Not long after Dan and Diane Roberts first met, they quickly discovered a commonality beyond working at the same hospital in southern Oregon: both were raising teenagers. Eleven years ago, Dan, now a retired physician, and Diane, a retired registered nurse, relocated to Kalama.
As supporters of Northwest Innovation Works’ methanol plant in Kalama, the Roberts see the project as a springboard to new jobs and increased tax revenue. A much-needed new middle school could also be funded with tax revenue generated by the clean-tech facility, they point out. And in turn, more spending on public education could make the city, and Cowlitz County as a whole, more attractive to the kinds of residents and services a growing community needs.
With the fishing and timber industries no longer able to sustain the city, Dan and Diana say they’re impressed with Northwest Innovation Works’ plans for a vocational-training partnership at Lower Columbia College.
“This would allow the community to grow and if things don't grow, a small town or anything else, if there's not some growth, it really dies,” says Dan. “The people that have lived here know that the fishing industry, which was huge a hundred years ago, is never going to come back.”
“I think it's very important to have industry that helps support family-wage jobs in our community, because otherwise, the community can't grow and sustain itself,” Dan added. “Again, we have the ideal natural resources to drive that.
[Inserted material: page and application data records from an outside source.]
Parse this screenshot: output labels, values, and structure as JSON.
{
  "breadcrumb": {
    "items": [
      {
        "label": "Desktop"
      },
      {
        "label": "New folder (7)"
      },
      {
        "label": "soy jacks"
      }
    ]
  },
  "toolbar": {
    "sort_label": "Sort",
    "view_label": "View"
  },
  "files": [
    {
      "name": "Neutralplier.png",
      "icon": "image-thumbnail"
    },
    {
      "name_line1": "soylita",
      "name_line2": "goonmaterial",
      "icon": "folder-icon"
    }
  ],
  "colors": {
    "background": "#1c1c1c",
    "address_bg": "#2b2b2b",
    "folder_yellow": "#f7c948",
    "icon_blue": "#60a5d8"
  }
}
We have inexpensive energy, we have access to inexpensive natural gas and electricity, and we have transportation by port, by water, by rail and by freeway. We have a willing and talented workforce.”
“We need to attract industry back to our county,” said Dan. “And yet we get push back from opponents when we try to do this. Everybody is using products every day that are created from methanol. Toothbrushes, televisions, toilet seats, carpet, airliners—even the interior of Priuses are methanol. It's pretty disingenuous to oppose a plant that produces something that we all use.”
“I worry that if this doesn't go through we have sent a chilling message to industry that the Northwest is closed for business because this is a responsible project that's well-funded, has environmentally friendly approach to the business, and if we can't do this here, then I'm not sure we can do any industrial development anywhere in the Northwest.”